So, this email emerged:

Dearest Shannon –

I just love you and our budding friendship. I have felt the need to be honest with you in regards to my faith or lack there-of, although it is challenging for me to share because of reactions I have had from some family and friends.

In the past couple of years I have realized that I don’t believe in any gods. I look back fondly on all my Navigator (college ministry) memories, friendships, etc. but I have went on a journey of doubt, questioning, then realization that I don’t have enough evidence to believe there is a God. I value my relationships, family and morals immensely and I feel that I am in a good place and a good person without any faith in the supernatural.

I appreciate your spirit, compassion, and emanating love. I hope that we can continue forward in fondness for each other. Take care and seeya soon,

Vanessa

I am not sure how many times I will need to have this conversation with people, probably for the rest of my life to some degree. I do know that I will choose to be honest with people when it becomes necessary, just like it became necessary with Shannon.

Your Turn

Share an awkward moment when someone thought something about you that wasn’t true.

Gallery

Coming Out as an Atheist

atheist photo: atheist 333b66826e470a613bbbda23515cacb218a.jpg

So it’s true, I have come out as an atheist to my close family and friends.

BUT, there are extended family members, co-workers and some friends who do not know about this huge change I have made in my world view. There are people who were in my conservative Christian college group who still send me letters requesting financial support for their ministry (I don’t even take the time to read these letters anymore because they make me angry). There are a whole lot of people I know who think I’m a good Christian girl. They don’t know that I now find myself a more compassionate, moral, mindful, truthful and confident person then I have ever been before in my life. All that, plus I’m an atheist, and I am proud of it!proud atheist photo: Proud Atheist proudatheistfig.gif

A few thoughts:

  • Coming out seems challenging because I used to be a hard core Christian – I thought it was my responsibility to evangelize and bring the inerrant, inspired Word of God to the ends of the earth and many know that about me.
  • Being a conservative believer sold out for Jesus is what people expect me to be and that is part of why I feel the need to proclaim “No, I think that God, Jesus and Christianity are harmful, wrong, immoral and false at best”.
  • I really don’t want people assuming that I agree with their world view when I don’t.
  • I fear the affects this could have on my immediate family, my husband Matt and I’s work environments, my extended family dynamics, etc.
  • With Matt’s family in particular, an emotional chasm has formed between them and us. I fear that coming out as an atheist will only fuel their anger.

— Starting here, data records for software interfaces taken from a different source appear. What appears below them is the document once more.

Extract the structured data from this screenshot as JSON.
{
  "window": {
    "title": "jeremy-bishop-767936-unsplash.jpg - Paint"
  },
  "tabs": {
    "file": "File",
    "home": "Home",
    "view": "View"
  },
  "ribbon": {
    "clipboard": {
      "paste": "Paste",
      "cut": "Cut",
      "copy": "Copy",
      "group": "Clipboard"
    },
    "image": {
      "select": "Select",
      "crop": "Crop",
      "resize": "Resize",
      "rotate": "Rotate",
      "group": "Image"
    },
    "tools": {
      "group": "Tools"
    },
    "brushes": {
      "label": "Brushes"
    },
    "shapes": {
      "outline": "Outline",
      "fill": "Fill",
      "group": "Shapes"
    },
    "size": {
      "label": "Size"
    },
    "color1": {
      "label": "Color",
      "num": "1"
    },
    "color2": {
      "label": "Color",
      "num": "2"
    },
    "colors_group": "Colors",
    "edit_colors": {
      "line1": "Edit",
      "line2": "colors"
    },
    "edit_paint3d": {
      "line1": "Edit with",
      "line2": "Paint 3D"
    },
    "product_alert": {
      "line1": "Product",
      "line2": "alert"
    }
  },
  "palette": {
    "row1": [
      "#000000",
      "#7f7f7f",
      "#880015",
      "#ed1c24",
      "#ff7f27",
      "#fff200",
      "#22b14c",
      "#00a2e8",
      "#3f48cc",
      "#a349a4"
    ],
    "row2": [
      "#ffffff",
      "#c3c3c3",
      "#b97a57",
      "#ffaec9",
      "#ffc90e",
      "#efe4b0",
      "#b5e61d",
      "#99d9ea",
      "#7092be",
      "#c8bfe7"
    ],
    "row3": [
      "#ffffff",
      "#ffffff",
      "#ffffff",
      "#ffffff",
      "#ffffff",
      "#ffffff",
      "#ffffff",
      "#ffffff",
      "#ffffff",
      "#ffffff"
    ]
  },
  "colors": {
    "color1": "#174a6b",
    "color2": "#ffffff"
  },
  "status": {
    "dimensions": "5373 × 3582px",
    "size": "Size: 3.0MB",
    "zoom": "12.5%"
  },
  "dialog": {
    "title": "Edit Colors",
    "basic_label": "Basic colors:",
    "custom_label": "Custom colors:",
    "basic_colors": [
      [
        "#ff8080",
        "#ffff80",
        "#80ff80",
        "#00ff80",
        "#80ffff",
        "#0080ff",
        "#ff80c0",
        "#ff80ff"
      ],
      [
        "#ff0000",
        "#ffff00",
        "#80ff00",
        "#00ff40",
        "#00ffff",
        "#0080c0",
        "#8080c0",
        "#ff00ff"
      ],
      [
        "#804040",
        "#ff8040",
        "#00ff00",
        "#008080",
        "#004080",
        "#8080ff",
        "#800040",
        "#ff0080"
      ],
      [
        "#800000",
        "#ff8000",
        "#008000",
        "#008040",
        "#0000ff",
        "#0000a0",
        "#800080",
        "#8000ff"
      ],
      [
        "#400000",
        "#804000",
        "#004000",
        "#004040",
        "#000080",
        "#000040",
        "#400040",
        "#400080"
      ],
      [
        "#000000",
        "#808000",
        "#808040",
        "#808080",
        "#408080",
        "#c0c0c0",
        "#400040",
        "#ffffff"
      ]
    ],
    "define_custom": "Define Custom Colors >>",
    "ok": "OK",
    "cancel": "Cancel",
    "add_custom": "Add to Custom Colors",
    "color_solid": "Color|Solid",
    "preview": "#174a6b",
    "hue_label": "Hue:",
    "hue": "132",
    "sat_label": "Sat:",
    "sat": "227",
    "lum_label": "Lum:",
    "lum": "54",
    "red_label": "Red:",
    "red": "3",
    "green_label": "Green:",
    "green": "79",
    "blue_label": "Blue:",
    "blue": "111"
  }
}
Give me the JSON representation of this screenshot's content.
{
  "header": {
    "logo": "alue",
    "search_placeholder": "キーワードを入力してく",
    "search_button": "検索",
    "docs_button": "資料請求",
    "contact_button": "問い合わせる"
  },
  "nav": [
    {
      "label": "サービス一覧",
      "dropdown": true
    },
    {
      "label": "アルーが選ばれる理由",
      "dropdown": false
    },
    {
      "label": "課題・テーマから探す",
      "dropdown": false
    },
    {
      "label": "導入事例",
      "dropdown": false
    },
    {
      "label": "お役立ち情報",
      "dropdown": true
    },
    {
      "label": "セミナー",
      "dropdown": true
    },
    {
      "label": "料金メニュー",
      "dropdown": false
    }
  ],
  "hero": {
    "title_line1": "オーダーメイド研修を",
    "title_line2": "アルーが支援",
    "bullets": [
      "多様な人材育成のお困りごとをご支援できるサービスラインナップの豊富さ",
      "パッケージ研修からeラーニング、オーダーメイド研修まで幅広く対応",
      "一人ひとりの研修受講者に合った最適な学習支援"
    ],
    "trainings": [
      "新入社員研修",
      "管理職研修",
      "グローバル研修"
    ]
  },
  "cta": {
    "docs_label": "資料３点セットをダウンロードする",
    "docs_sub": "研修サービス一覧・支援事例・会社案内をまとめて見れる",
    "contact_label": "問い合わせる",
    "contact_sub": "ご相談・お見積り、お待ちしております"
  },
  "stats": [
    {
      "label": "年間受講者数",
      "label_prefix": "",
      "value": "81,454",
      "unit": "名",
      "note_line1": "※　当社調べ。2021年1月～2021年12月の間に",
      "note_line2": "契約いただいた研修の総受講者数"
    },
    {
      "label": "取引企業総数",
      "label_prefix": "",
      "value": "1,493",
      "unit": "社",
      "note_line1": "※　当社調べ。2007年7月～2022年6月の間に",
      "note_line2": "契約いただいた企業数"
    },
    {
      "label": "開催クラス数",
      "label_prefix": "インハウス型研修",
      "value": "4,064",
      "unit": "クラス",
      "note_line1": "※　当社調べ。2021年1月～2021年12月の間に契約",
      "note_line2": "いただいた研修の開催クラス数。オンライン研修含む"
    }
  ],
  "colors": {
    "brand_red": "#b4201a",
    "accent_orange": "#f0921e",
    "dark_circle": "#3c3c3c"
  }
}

    After almost two years, it's time to come out

    After almost two years, it’s time to come out

In the end, I think that being brave and being who I am is the right thing to do. When I’m ready, I plan to take the opportunity to come out as an atheist as needed, every chance I get!

Follow-Up: Check out my follow-up post “Team Jesus Forever, Right” where I share a story about coming out to a colleague.